EXERCISE BRIEF
State the number of lines below in which the word "Unlocked" appears. Nothing else belongs in the answer.

::::::::

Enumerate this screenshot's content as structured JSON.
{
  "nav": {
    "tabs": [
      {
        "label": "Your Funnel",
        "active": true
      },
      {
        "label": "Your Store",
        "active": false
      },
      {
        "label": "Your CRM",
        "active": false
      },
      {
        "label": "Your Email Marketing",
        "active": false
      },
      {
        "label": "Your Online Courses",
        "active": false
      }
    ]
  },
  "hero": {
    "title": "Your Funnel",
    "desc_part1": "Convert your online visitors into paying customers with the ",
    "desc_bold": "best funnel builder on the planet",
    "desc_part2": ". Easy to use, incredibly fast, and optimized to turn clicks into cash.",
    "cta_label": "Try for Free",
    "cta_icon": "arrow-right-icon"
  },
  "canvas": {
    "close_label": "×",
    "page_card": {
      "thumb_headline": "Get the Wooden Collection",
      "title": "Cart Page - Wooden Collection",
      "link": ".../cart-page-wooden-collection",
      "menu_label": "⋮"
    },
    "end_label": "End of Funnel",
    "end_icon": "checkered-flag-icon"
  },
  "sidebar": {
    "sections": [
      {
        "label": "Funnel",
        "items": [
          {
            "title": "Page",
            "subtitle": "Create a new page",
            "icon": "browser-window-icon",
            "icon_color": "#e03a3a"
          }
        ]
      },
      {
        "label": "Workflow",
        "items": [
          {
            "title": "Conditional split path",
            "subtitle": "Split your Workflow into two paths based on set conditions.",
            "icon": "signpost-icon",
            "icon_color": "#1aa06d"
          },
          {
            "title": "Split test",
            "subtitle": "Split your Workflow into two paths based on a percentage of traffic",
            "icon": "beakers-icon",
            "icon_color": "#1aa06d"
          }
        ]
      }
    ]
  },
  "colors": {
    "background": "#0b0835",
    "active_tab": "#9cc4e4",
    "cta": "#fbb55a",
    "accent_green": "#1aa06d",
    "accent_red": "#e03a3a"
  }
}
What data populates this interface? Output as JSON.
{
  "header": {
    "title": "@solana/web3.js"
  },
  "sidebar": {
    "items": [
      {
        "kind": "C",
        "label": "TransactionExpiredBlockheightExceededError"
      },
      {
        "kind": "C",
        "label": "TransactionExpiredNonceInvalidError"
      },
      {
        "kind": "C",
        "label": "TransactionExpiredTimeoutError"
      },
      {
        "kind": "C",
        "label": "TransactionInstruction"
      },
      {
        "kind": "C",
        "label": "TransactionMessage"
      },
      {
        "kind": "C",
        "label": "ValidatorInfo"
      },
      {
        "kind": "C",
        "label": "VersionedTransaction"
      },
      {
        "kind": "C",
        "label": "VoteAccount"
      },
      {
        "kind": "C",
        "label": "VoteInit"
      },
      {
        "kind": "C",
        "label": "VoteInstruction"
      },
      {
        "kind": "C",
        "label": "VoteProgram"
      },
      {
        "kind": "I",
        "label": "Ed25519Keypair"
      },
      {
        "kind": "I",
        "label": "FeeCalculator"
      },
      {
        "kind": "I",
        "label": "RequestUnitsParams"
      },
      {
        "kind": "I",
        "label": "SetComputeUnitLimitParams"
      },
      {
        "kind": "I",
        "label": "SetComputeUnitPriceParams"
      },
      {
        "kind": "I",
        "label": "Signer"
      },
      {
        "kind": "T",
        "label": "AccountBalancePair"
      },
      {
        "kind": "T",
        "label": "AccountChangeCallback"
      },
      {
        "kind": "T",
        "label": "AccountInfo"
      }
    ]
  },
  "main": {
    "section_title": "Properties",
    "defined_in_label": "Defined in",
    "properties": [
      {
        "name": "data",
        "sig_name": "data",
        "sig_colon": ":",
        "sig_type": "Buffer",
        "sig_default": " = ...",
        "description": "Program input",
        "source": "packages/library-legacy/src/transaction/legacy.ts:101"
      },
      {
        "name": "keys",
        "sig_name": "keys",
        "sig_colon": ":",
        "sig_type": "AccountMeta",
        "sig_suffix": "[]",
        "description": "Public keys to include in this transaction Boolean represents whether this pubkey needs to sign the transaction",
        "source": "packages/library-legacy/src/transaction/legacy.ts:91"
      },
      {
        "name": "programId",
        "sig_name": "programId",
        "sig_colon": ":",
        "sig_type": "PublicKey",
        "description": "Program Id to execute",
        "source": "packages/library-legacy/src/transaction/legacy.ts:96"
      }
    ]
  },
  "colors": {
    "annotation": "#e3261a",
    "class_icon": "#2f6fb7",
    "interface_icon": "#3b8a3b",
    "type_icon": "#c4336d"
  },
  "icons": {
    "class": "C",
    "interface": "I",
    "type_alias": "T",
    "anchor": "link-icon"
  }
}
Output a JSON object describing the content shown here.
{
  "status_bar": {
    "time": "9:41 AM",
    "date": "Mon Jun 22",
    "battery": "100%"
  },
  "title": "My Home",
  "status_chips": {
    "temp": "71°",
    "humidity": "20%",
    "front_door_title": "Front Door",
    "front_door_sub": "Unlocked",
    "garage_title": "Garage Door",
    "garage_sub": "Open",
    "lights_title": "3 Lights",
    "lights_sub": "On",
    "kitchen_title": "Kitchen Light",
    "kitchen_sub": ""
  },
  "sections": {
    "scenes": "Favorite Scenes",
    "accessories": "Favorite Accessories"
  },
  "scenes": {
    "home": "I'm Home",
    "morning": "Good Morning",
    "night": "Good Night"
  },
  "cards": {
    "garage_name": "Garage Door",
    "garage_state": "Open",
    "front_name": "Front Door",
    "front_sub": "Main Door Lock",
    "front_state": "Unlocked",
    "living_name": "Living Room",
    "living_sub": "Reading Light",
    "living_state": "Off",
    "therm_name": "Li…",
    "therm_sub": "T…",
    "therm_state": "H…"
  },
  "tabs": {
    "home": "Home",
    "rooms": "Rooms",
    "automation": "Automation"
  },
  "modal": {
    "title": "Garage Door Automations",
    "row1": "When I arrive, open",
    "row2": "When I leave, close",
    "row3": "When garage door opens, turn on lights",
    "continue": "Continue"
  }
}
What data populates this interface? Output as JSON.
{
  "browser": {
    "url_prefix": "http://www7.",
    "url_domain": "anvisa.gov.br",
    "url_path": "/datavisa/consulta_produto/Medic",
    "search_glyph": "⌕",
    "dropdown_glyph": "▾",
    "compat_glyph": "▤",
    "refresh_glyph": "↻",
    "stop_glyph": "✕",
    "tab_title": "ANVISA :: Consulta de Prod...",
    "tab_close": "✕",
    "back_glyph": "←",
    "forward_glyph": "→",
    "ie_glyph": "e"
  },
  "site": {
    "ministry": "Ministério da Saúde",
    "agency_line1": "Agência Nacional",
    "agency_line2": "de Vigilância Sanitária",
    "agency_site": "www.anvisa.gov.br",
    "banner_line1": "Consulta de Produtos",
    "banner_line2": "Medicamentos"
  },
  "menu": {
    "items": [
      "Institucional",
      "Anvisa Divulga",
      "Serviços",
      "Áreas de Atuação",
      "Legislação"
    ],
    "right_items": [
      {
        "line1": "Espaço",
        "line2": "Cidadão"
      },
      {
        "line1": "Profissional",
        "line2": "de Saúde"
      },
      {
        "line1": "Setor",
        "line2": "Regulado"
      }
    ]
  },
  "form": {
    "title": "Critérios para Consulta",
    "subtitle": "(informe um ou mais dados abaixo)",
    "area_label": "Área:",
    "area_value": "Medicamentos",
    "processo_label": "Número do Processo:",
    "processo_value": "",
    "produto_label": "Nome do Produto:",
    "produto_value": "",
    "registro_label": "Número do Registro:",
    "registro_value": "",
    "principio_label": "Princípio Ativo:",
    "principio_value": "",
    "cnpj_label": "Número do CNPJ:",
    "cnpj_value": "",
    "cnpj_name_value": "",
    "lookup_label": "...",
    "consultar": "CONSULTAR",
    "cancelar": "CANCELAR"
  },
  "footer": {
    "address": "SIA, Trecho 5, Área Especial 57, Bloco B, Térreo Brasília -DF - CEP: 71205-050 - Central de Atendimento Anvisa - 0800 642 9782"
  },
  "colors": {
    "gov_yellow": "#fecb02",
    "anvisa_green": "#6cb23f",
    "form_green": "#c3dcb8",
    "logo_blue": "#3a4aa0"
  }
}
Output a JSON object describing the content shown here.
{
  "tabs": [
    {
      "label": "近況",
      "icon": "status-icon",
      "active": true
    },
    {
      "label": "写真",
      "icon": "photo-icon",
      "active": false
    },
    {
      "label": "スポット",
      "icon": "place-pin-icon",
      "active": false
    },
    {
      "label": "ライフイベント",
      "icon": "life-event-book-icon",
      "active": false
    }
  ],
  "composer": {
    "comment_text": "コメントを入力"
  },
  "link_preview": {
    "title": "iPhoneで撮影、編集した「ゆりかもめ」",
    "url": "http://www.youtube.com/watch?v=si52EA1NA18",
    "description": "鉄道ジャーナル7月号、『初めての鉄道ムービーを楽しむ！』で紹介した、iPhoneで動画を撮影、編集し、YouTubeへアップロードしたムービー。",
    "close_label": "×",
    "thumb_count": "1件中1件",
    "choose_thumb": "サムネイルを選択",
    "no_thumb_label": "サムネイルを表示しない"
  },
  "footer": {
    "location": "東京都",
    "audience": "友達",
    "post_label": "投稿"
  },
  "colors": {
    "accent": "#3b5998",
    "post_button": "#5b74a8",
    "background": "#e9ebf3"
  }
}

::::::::

TASK RESULT
2